When you watch shots of commentators reporting from the trading floor in a huge black stadium-like room, they’re reporting from the CME, but it is the CBOT building where the CBOT was before merging with the CME. It is a ginormous octagon stadium with brokers and clerks on steps up against the wall. Like a concert mosh pit, the center is an 2-level open floor with countless pits where groups of traders together to trade a specific financial product. On the floor, the outer upper ring houses certain “pits.” The inner lower ring houses other pits and broker stations. Each pit trades only one product. For example, the S&P 500 futures pit where we spent most of our time is in one of the higher pits in the outer ring. For you Rick Santelli fans, the bond pit is on the opposite side of the S&P pit.
[adding pics & video when i get home. check back!]
We stayed at Hotel Blake – just a 5 minute walk from both the CME/CBOT building and CBOE (CME & CBOE are directly across the street from each other). The ground floor of the CME/CBOT building has two sides, and we had gone to the wrong side but discovered that was where traders and brokers stored their floor jackets and checked in and out. We were redirected to the other side of the building and gone up to the 4th floor where Brian Shepherd signed us. We walked down a corridor that felt a lot like walking in a small sports or concerts stadium. When we turned the corner, we went up some stairs and the giant stadium-like floor opened in front of us with traders and brokers up, down, left, right, and in front. I felt like we were coming from the locker rooms and out of the tunnel onto the field. We went between the S&P 500 futures and S&P 500 futures options pits to get to the tiny desk/computer station where Brian, Danny, Jason, and their whole crew did business. We got there later than we thought as I was caught in my hotel watching the markets tumble down over 200 points. By the time we reached the desk with the Mr. Topstep guys, the market was down 300 points! There was so much to take in! The whole upper half of the wall were covered with boards showing market prices, market internals, and other data. It took me quite a while and some help from Jason to figure out what sections of the boards showed what. The broker desks for the Mr. Topstep guys and other brokers have less room than that flight attendants get! The computers take up the whole desk space so these guys barely have room to put anything. There’s probably 6 guys side by side at 6 computers sitting on stools, sandwiched between the desk in front and the next desk row behind them such that they can’t move back even if they wanted to. Let me tell you, trading at home or in an office is tons tons more comfortable than where these guys and girls spend their days. Some guys and girls run tickets from the desks to the pits where the trades occur, and they didn’t have anywhere to sit as they were walking back and forth all day.

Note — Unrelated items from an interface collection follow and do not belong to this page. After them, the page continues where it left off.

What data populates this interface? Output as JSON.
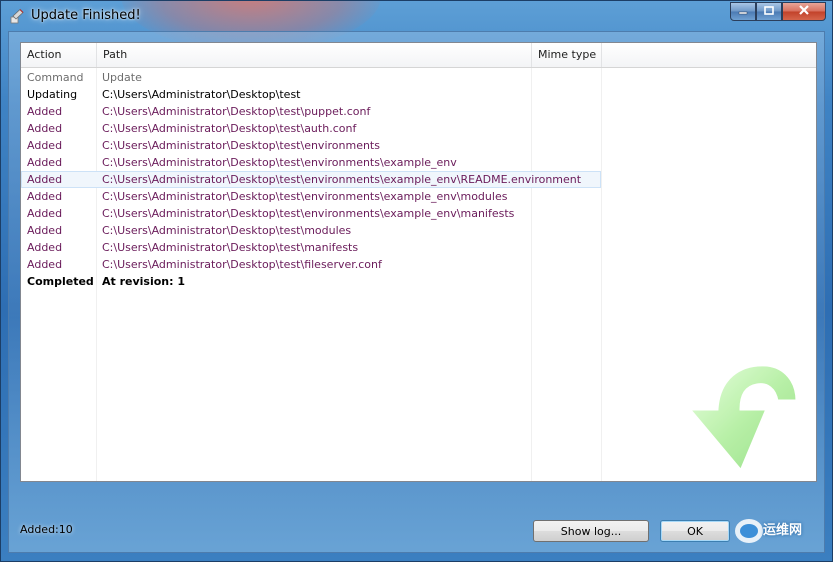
{
  "window": {
    "title": "Update Finished!"
  },
  "caption_buttons": {
    "minimize": "–",
    "maximize": "□",
    "close": "✕"
  },
  "table": {
    "headers": {
      "action": "Action",
      "path": "Path",
      "mime": "Mime type"
    },
    "rows": [
      {
        "action": "Command",
        "path": "Update",
        "style": "gray"
      },
      {
        "action": "Updating",
        "path": "C:\\Users\\Administrator\\Desktop\\test",
        "style": "black"
      },
      {
        "action": "Added",
        "path": "C:\\Users\\Administrator\\Desktop\\test\\puppet.conf",
        "style": "added"
      },
      {
        "action": "Added",
        "path": "C:\\Users\\Administrator\\Desktop\\test\\auth.conf",
        "style": "added"
      },
      {
        "action": "Added",
        "path": "C:\\Users\\Administrator\\Desktop\\test\\environments",
        "style": "added"
      },
      {
        "action": "Added",
        "path": "C:\\Users\\Administrator\\Desktop\\test\\environments\\example_env",
        "style": "added"
      },
      {
        "action": "Added",
        "path": "C:\\Users\\Administrator\\Desktop\\test\\environments\\example_env\\README.environment",
        "style": "added",
        "selected": true
      },
      {
        "action": "Added",
        "path": "C:\\Users\\Administrator\\Desktop\\test\\environments\\example_env\\modules",
        "style": "added"
      },
      {
        "action": "Added",
        "path": "C:\\Users\\Administrator\\Desktop\\test\\environments\\example_env\\manifests",
        "style": "added"
      },
      {
        "action": "Added",
        "path": "C:\\Users\\Administrator\\Desktop\\test\\modules",
        "style": "added"
      },
      {
        "action": "Added",
        "path": "C:\\Users\\Administrator\\Desktop\\test\\manifests",
        "style": "added"
      },
      {
        "action": "Added",
        "path": "C:\\Users\\Administrator\\Desktop\\test\\fileserver.conf",
        "style": "added"
      },
      {
        "action": "Completed",
        "path": "At revision: 1",
        "style": "bold"
      }
    ]
  },
  "status": {
    "text": "Added:10"
  },
  "buttons": {
    "show_log": "Show log...",
    "ok": "OK"
  },
  "watermark": {
    "text": "运维网"
  },
  "colors": {
    "added_text": "#6a1b5a",
    "selection": "#f0f6fc",
    "arrow": "#b6f0a4"
  },
  "icons": {
    "title": "update-icon",
    "decoration": "curved-down-arrow-icon"
  }
}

[adding pics & video when i get home. check back!]
Took a walk from one side of the stadium to the other side (the bond side) to find Rick Santelli. Danny told me Rick is a short guy, about my height, so I had to see for myself. Rick was a very personable guy, with the same big TV smile he puts on everyday for CNBC…or it could’ve been that I found him right after his CNBC report so his smile hadn’t faded! (just kidding). Headed back to the Mr. Topstep desk in time to find Andrew Coffey (@coffeygrinds) getting ready to film Danny doing the daily Mr.Topstep futures video report.
I’m getting ready for our flight back to L.A. I’ll continue the most exciting part of this day (2nd half of the trading day & the close!) in the next post. Here’s a little preview:
We left the CME/CBOT floor a bit to have lunch with Andrew and tour the CBOE floor with Russell Rhoads of the CBOE Options Institute. Andrew also films the Volatility Sonar Report daily, so he took us over to the VIX pit and met Jamie Tyrell, the star of the daily Volatility Sonar Report. Then we headed back to the CME floor for the final hour of trading. The madness going on in the pits and on the data boards there with the markets dropping like a rock was insane!